Morning Business Memo:
If only the rest of the year on Wall Street could be as good as the first week. The S&P 500 and Nasdaq are up 4.5 percent since January 1. The S&P 500 index is at the highest level in five years. But this week's stock action may be a lot more volatile as Wall Street's attention shifts away from Congress to the fundamentals of corporate profits. The fourth-quarter earnings season begins tomorrow with Alcoa's earnings. The previous quarter's results were disappointing for most large corporations and this season is not expected to be much better.
Motorists can expect bad news when the US Energy Department releases its weekly gas price report today. The national average is creeping up after falling to a one-year low in mid-December. Analysts expect the trend to continue in the coming months. Crude oil futures are up about $10 in the past month.
The Hostess bake sale continues. Hostess Brands - the bankrupt maker of Twinkies and Wonderbread - is said to be in talks with two big companies about selling off pieces of the firm. The Wall Street Journal says Grupo Bimbo and Flowers Foods are negotiating to buy assets including the firm's bread business. Cake brands may be sold off later this year. Hostess announced in November that it was shutting down its business and selling off its brands and bakery plants.
A big break for global banks. International regulators have decided to slow down the phase-in of new rules meant to ensure banks have enough cash on hand to survive a future financial crisis. The liquidity rules requirement will take effect four years later than originally planned. European banking stocks surged this morning. Shares of several big Italian and Spanish banks rose more than 4 percent. Banks had warned the new rules would sharply reduce their profit margins.

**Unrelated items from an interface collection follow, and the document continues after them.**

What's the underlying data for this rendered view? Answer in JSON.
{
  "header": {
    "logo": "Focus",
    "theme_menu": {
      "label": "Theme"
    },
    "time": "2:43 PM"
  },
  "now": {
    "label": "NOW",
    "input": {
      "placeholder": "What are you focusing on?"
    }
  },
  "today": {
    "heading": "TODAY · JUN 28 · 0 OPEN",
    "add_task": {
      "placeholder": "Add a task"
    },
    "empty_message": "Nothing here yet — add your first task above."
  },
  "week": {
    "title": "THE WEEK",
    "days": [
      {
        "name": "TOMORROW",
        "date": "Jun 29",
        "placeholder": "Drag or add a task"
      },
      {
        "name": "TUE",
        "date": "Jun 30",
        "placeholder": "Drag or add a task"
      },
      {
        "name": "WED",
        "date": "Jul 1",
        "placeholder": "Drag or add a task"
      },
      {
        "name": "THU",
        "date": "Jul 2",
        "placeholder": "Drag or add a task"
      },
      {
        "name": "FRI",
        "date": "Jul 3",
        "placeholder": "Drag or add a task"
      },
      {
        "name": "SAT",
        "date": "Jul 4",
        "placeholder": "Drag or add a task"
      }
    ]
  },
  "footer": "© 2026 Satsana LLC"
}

Richard Davies Business Correspondent ABC NEWS Radio ABCNews.com twitter.com/daviesabc